The Winds of Change

Change is afoot around here and I don't mean the geopolitical situation, which is unsettling enough.  I mean that the children are really growing up.  We've been looking at old photo albums and it was amazing to see how everyone has grown, and how the same personalities they have today, were already discernible when they were fluffy toddlers once upon a time, sigh.  They've grown so much.  They are becoming more independent every day.  It's interesting to see their minds develop and expand, the changing sibling dynamics,  their more mature worldview.  It's encouraging to see how far we've come in our parenting and education journey thus far and a little unnerving, not knowing how the next few years will progress, especially once we hit the teenage years ( I think some of them were teenagers from birth:)).  As parents we often tend to see what's missing in the child rather than what's already good ( such is the nature of the world when it comes to parents  say R'Tzadok HaCohen of Lublin ).  And yet to see them morphing into adults that they'll become one day, G-d willing, is both sweet, exciting and downright terrifying when one ponders one's parental responsibilities.  I've read an interesting comment recently, how we have and raise our children, often when we are young and/or inexperienced and unsure of ourselves as parents, when we are vulnerable.   The author asserted that perhaps, it's to teach us  that as much effort as we might put into our parenting, we are not really  in control, not of the process and not the end result.  All parents have moments when they feel helpless and alone and all parents have moments when they feel like they have this parenting thing down pat and so it goes, a wild ride of ups and downs until the children are grown up.  We tend to take for granted, that life more or less progresses along the same lines for years on end, but really it's just a relatively short period in our lives when  we get to raise our children and make an impact on what kind of people they'll become.  It's a gift to be treasured as bumpy as the ride is often times.  For the winds of change are blowing, an intimation of a new reality, changing relationships, etc.

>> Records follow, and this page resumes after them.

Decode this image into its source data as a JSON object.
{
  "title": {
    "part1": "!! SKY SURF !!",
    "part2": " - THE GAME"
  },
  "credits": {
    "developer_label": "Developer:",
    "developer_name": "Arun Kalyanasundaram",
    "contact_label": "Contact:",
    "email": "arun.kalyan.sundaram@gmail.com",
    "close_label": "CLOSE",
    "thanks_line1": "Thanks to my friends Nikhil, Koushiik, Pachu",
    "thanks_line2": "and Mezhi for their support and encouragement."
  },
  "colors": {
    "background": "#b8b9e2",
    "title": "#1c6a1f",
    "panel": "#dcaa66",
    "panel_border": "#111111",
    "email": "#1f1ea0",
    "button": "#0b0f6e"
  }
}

Sure, it's all for the good, but  things will be different and all transitions are hard.  We've come a long way, suddenly some things are outgrown and some other suddenly become relevant even though you thought it would be years and years until that happens.  I read a metaphor somewhere, that when one is in the airplane, one is going really fast and at the same time not really feeling like one is moving at all, until one lands at his destination.  That's parenting.  Wishing everyone a pleasant and meaningful journey and a safe landing:)

Tuesday, February 1, 2011

Paper and Cardboard Dollhouse furniture

Just like one could never make too many dollhouses, one could never make too much dollhouse furniture and when it could be made with thrifty, easily available materials, it really doesn't get better than this for those that enjoy these types of projects.  So it's time to hold on to all those cardboard boxes or make some out of available cardboard.  Here is a fantastic link with all kinds of old fashioned dollhouse related ideas, as well as crepe paper costumes one could make, just in time for Purim.  The dollhouse furniture from boxes is amazing.  ( I love these old books from the When Mother Lets Us series). I am thinking, that one could probably make it out of bigger boxes for the child-sized versions. It's probably a good way to teach furniture constuction and design as well.  Very, very exciting, creative, educational and frugal to boot!!!  Enjoy!
Here is another link for some more paper furniture inspiration.

Toy: Flower Building toy

Here is another great toy idea from  One could probabbly make this with corrugated cardboard or craft foam and beads and pipe cleaners as well.  Hmmm!